    The U.S. Park Police have launched a formal inquiry into the forceful arrests of five people who were dancing at the Jefferson Memorial. As Darcy Spencer reports, some say the actions of the officers were inappropriate. (Published Sunday, May 29, 2011)

    After a court ruling against dancing at national memorials, a group protested this weekend by dancing at a national memorial. Now arrests at that demonstration are under investigation.

    Some said U.S. Park Police officers’ actions were inappropriate and that the officers used too much force.

    Five silent dancers – they were listening to music with earphones and dancing at the Jefferson Memorial Saturday – were arrested and charged with demonstrating in a restricted area.
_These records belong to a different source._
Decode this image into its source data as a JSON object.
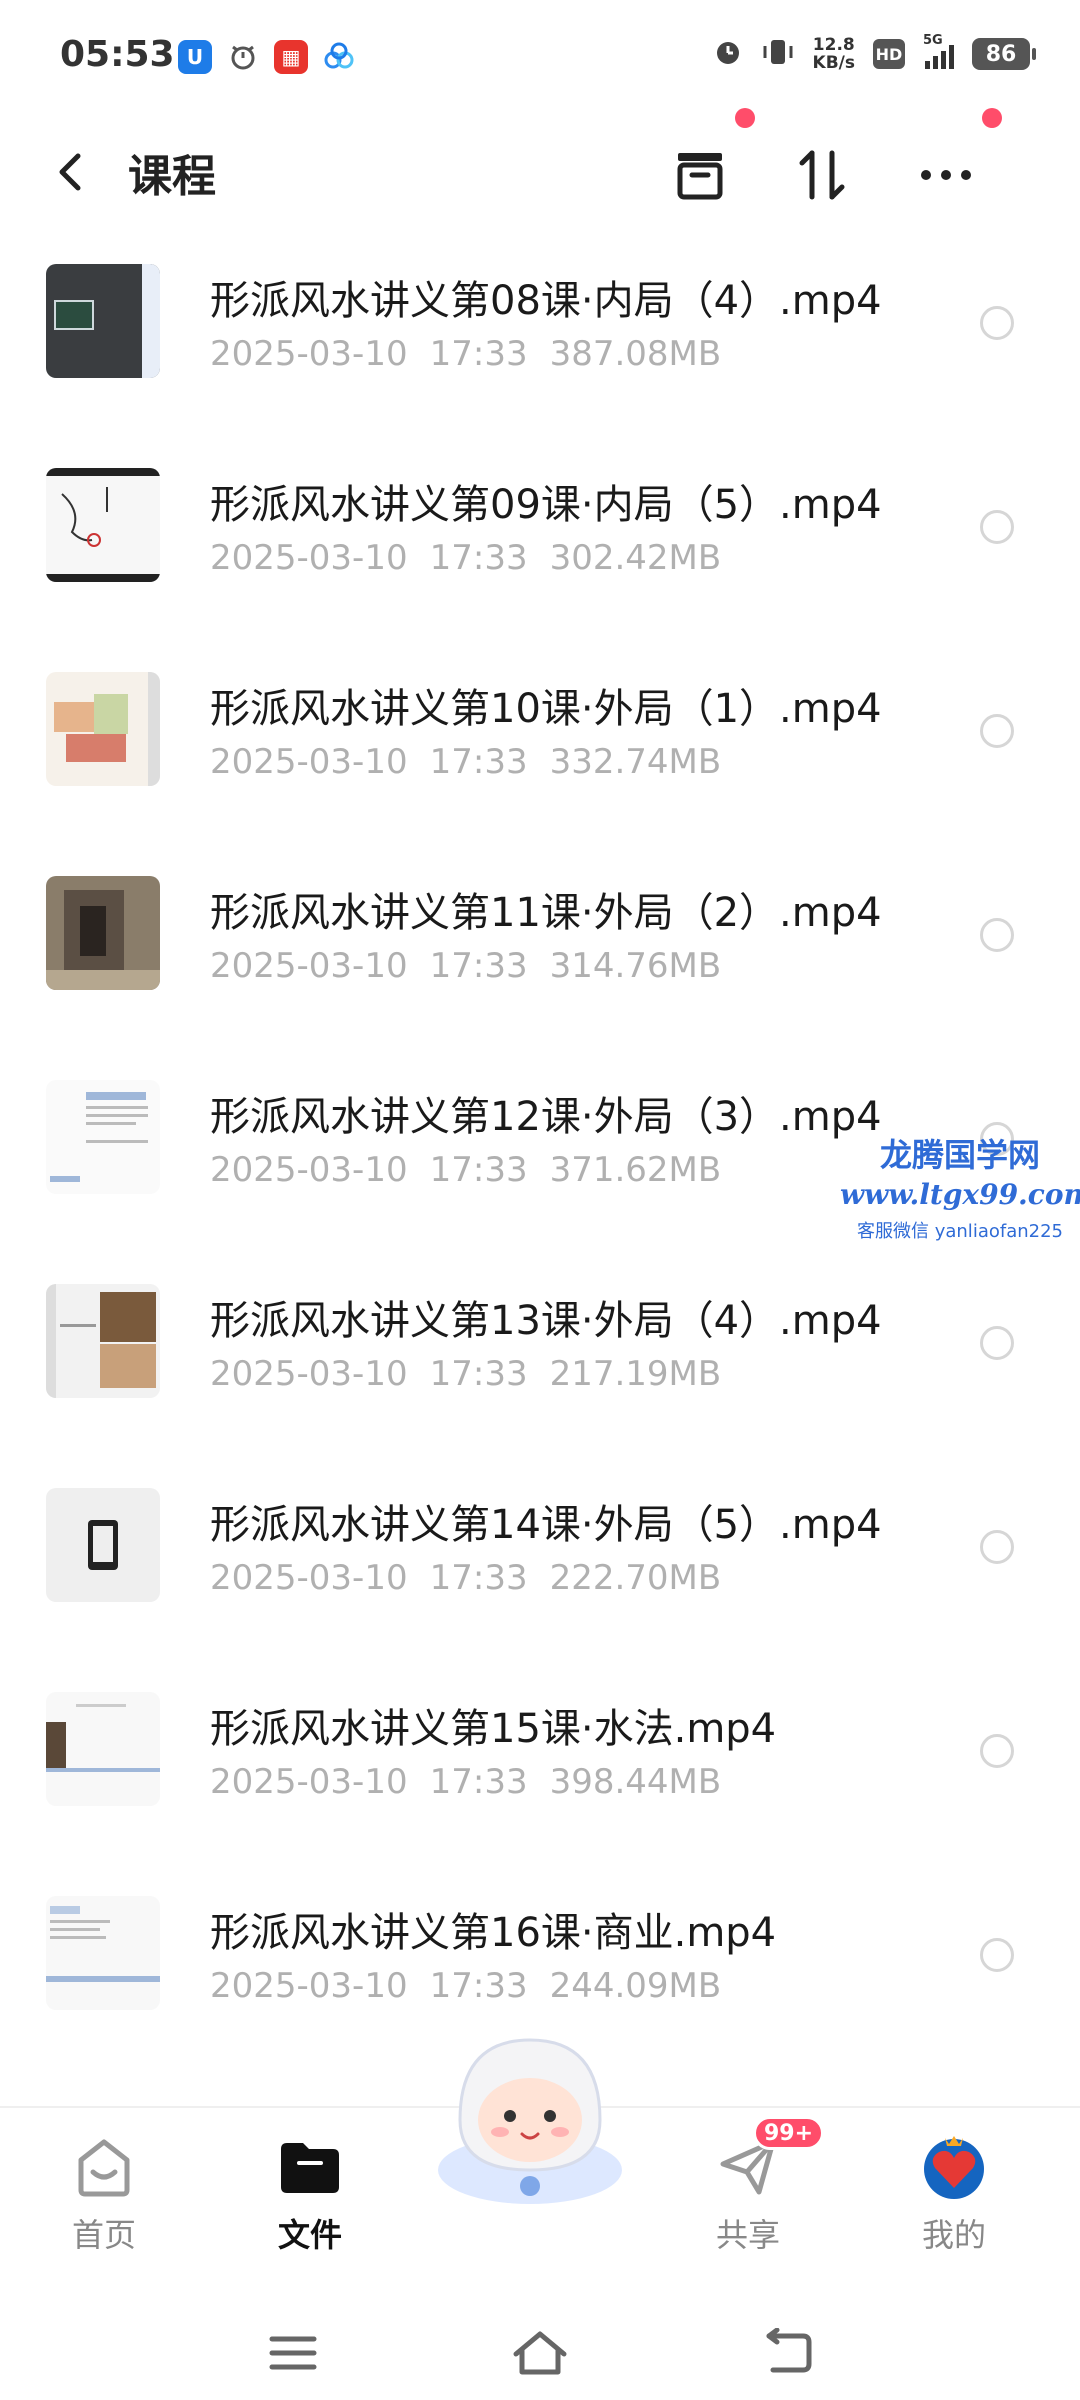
{
  "status_bar": {
    "time": "05:53",
    "net_speed_value": "12.8",
    "net_speed_unit": "KB/s",
    "hd": "HD",
    "network": "5G",
    "battery": "86"
  },
  "header": {
    "title": "课程",
    "icons": [
      "back-icon",
      "archive-icon",
      "sort-icon",
      "more-icon"
    ],
    "notification_color": "#ff4d6a"
  },
  "files": [
    {
      "name": "形派风水讲义第08课·内局（4）.mp4",
      "date": "2025-03-10",
      "time": "17:33",
      "size": "387.08MB"
    },
    {
      "name": "形派风水讲义第09课·内局（5）.mp4",
      "date": "2025-03-10",
      "time": "17:33",
      "size": "302.42MB"
    },
    {
      "name": "形派风水讲义第10课·外局（1）.mp4",
      "date": "2025-03-10",
      "time": "17:33",
      "size": "332.74MB"
    },
    {
      "name": "形派风水讲义第11课·外局（2）.mp4",
      "date": "2025-03-10",
      "time": "17:33",
      "size": "314.76MB"
    },
    {
      "name": "形派风水讲义第12课·外局（3）.mp4",
      "date": "2025-03-10",
      "time": "17:33",
      "size": "371.62MB"
    },
    {
      "name": "形派风水讲义第13课·外局（4）.mp4",
      "date": "2025-03-10",
      "time": "17:33",
      "size": "217.19MB"
    },
    {
      "name": "形派风水讲义第14课·外局（5）.mp4",
      "date": "2025-03-10",
      "time": "17:33",
      "size": "222.70MB"
    },
    {
      "name": "形派风水讲义第15课·水法.mp4",
      "date": "2025-03-10",
      "time": "17:33",
      "size": "398.44MB"
    },
    {
      "name": "形派风水讲义第16课·商业.mp4",
      "date": "2025-03-10",
      "time": "17:33",
      "size": "244.09MB"
    }
  ],
  "watermark": {
    "title": "龙腾国学网",
    "url": "www.ltgx99.com",
    "contact": "客服微信 yanliaofan225"
  },
  "bottom_nav": {
    "items": [
      {
        "label": "首页",
        "icon": "home-icon",
        "active": false
      },
      {
        "label": "文件",
        "icon": "folder-icon",
        "active": true
      },
      {
        "label": "共享",
        "icon": "share-plane-icon",
        "active": false,
        "badge": "99+"
      },
      {
        "label": "我的",
        "icon": "heart-avatar-icon",
        "active": false
      }
    ]
  },
  "system_nav": [
    "menu-icon",
    "home-outline-icon",
    "back-return-icon"
  ],
  "colors": {
    "accent": "#ff4d6a",
    "meta_text": "#b0b0b0",
    "watermark": "#2f6bd6"
  }
}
The memorial was shut down for about 15 minutes.

    Video on YouTube shows some of the dancers being wrestled to the ground, and a formal inquiry is under way, NBC Washington's Darcy Spencer reported.

    “These are issues that are taken very seriously by the U.S. Park Police,” said U.S. Park Police Sgt. David Schlosser. “When these issues first started coming up, the chief of the Park Police had the Office of Professional Responsibility initiate an inquiry into the activities of these officers.”

    Police also are looking into video showing a News4 photographer being pulled away as he was filming, Spencer reported.

    In April 2008, about 20 people participated in a similar flash dance that organizers said was a celebration of Thomas Jefferson, the author of the Declaration of Independence. Mary Oberwetter was arrested on misdemeanor charges of failing to follow police orders and interfering with operation of the memorial.

    Oberwetter fought the charges, arguing that low-key dancing was protected free speech. The courts agreed with the U.S. Park Service that it must maintain decorum at national monuments and that the dancing was a demonstration, which is banned inside the nation’s memorials. Earlier this month, the U.S. Court of Appeals agreed.